- [PROBLEM TO WORK ON]: Omitting all pictures, retype the entries below exactly as given.

- [EXCERPTED RECORDS]:
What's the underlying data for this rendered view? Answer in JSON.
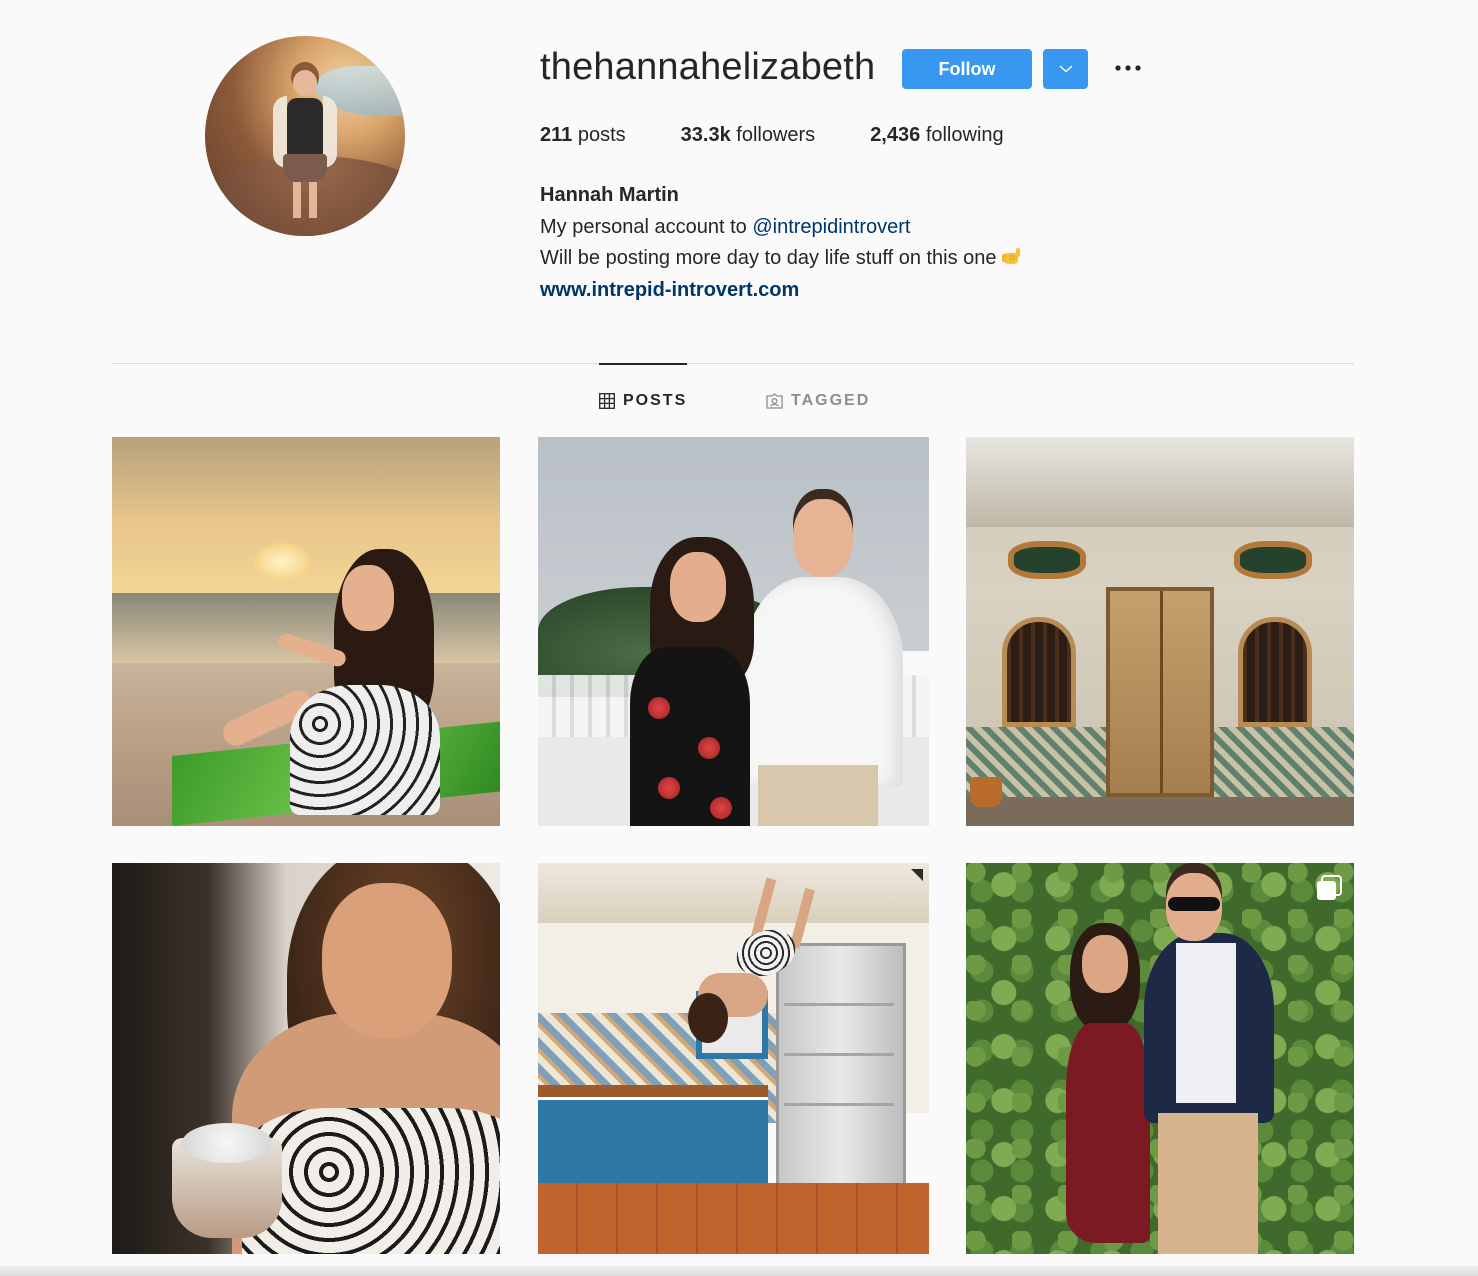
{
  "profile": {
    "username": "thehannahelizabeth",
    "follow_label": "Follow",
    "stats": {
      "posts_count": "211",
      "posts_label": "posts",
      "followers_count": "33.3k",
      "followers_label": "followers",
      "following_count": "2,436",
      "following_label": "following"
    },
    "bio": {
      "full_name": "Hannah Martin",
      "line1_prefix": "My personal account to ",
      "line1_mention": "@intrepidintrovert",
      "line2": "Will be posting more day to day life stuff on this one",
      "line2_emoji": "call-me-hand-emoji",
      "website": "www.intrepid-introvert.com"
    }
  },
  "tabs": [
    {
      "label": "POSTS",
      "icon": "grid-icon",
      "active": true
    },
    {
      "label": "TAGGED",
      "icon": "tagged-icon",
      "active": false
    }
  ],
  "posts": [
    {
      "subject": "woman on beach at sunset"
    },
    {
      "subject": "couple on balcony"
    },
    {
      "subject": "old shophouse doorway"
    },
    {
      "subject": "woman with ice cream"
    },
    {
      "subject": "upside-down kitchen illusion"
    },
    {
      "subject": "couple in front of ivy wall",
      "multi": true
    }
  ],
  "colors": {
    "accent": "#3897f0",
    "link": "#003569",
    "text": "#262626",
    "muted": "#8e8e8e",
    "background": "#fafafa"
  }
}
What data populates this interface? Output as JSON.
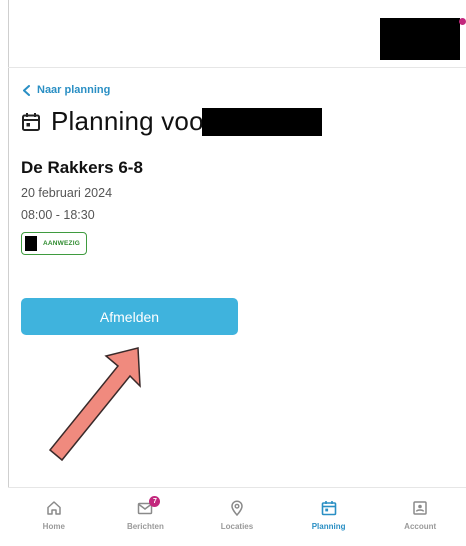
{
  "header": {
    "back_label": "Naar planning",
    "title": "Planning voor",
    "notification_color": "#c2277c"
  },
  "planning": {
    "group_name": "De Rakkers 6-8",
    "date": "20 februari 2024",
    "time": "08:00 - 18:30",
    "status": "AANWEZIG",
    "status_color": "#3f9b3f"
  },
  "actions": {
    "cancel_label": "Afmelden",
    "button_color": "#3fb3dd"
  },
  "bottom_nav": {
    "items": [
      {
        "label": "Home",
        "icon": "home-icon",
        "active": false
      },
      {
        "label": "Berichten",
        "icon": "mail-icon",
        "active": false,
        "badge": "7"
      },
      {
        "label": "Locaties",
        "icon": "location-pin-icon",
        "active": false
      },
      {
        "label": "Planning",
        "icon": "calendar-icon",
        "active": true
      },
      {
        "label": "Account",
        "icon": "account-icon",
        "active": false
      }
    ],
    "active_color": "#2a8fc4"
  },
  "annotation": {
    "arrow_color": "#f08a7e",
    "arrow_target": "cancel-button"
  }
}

- [RESPONSE BOX]:
What's the underlying data for this rendered view? Answer in JSON.
{
  "profile": {
    "username": "thehannahelizabeth",
    "follow_label": "Follow",
    "stats": {
      "posts_count": "211",
      "posts_label": "posts",
      "followers_count": "33.3k",
      "followers_label": "followers",
      "following_count": "2,436",
      "following_label": "following"
    },
    "bio": {
      "full_name": "Hannah Martin",
      "line1_prefix": "My personal account to ",
      "line1_mention": "@intrepidintrovert",
      "line2": "Will be posting more day to day life stuff on this one",
      "line2_emoji": "call-me-hand-emoji",
      "website": "www.intrepid-introvert.com"
    }
  },
  "tabs": [
    {
      "label": "POSTS",
      "icon": "grid-icon",
      "active": true
    },
    {
      "label": "TAGGED",
      "icon": "tagged-icon",
      "active": false
    }
  ],
  "posts": [
    {
      "subject": "woman on beach at sunset"
    },
    {
      "subject": "couple on balcony"
    },
    {
      "subject": "old shophouse doorway"
    },
    {
      "subject": "woman with ice cream"
    },
    {
      "subject": "upside-down kitchen illusion"
    },
    {
      "subject": "couple in front of ivy wall",
      "multi": true
    }
  ],
  "colors": {
    "accent": "#3897f0",
    "link": "#003569",
    "text": "#262626",
    "muted": "#8e8e8e",
    "background": "#fafafa"
  }
}
What data populates this interface? Output as JSON.
{
  "header": {
    "back_label": "Naar planning",
    "title": "Planning voor",
    "notification_color": "#c2277c"
  },
  "planning": {
    "group_name": "De Rakkers 6-8",
    "date": "20 februari 2024",
    "time": "08:00 - 18:30",
    "status": "AANWEZIG",
    "status_color": "#3f9b3f"
  },
  "actions": {
    "cancel_label": "Afmelden",
    "button_color": "#3fb3dd"
  },
  "bottom_nav": {
    "items": [
      {
        "label": "Home",
        "icon": "home-icon",
        "active": false
      },
      {
        "label": "Berichten",
        "icon": "mail-icon",
        "active": false,
        "badge": "7"
      },
      {
        "label": "Locaties",
        "icon": "location-pin-icon",
        "active": false
      },
      {
        "label": "Planning",
        "icon": "calendar-icon",
        "active": true
      },
      {
        "label": "Account",
        "icon": "account-icon",
        "active": false
      }
    ],
    "active_color": "#2a8fc4"
  },
  "annotation": {
    "arrow_color": "#f08a7e",
    "arrow_target": "cancel-button"
  }
}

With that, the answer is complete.